==== Data for this exercise ====

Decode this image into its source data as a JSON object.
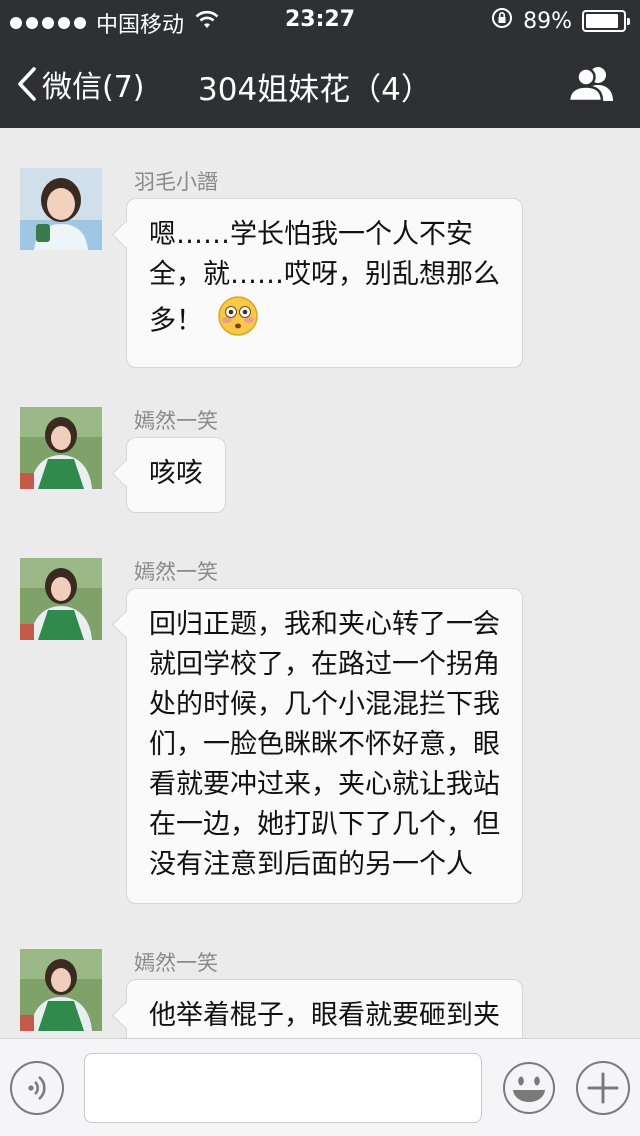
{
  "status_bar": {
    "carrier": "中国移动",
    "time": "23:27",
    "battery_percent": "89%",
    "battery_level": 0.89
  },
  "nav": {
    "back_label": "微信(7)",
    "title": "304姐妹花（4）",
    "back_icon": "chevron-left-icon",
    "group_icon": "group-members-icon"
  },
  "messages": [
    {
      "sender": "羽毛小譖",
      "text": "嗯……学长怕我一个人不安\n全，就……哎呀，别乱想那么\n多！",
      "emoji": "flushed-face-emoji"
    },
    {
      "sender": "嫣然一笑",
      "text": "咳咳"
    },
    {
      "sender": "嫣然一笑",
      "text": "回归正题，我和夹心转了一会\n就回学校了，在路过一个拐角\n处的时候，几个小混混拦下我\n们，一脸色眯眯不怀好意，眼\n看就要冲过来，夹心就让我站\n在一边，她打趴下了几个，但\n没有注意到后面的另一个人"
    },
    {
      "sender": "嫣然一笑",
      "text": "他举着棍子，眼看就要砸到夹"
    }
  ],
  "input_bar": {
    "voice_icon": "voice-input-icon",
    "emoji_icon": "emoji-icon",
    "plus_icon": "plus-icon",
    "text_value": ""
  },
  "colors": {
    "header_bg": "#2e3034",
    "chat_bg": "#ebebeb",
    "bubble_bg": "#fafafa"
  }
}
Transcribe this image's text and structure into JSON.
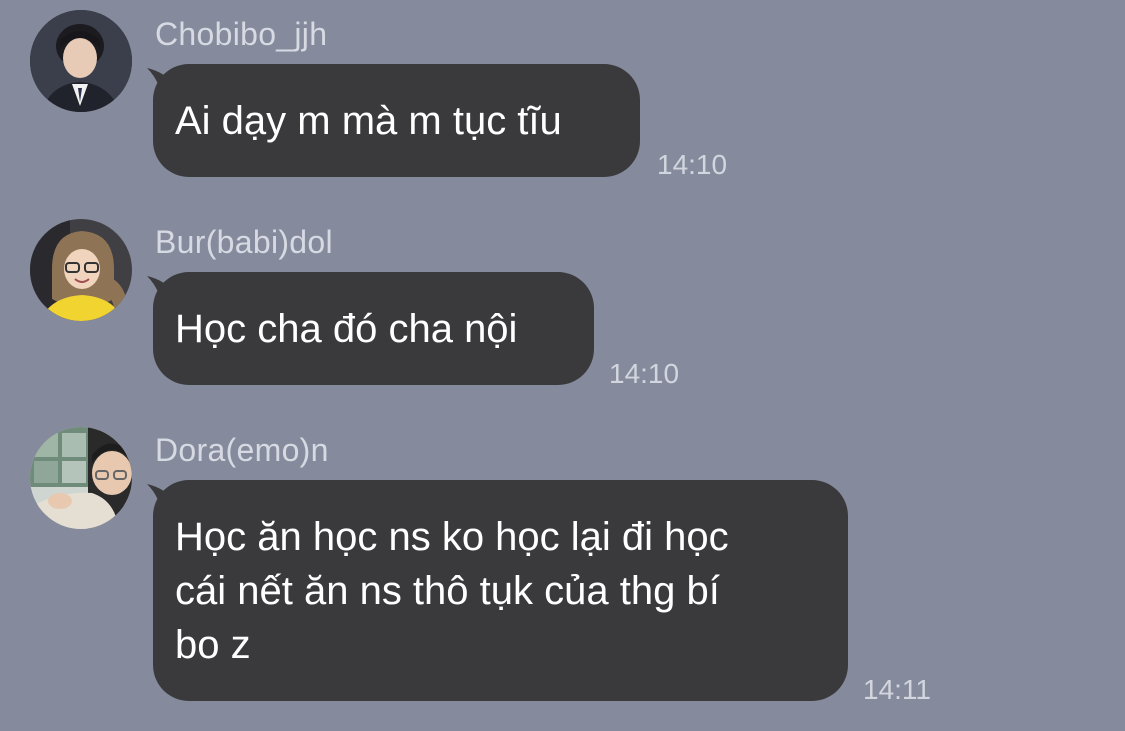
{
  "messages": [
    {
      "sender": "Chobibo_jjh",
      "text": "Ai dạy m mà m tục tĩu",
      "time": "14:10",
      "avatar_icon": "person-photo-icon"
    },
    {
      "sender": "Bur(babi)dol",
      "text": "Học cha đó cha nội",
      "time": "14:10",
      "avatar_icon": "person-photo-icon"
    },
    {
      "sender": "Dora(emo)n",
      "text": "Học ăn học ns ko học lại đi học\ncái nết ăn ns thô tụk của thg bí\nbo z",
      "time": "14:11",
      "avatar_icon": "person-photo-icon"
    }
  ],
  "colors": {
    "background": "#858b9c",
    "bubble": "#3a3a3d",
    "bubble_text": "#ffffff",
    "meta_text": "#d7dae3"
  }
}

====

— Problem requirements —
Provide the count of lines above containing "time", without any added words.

— Solution for this task —
4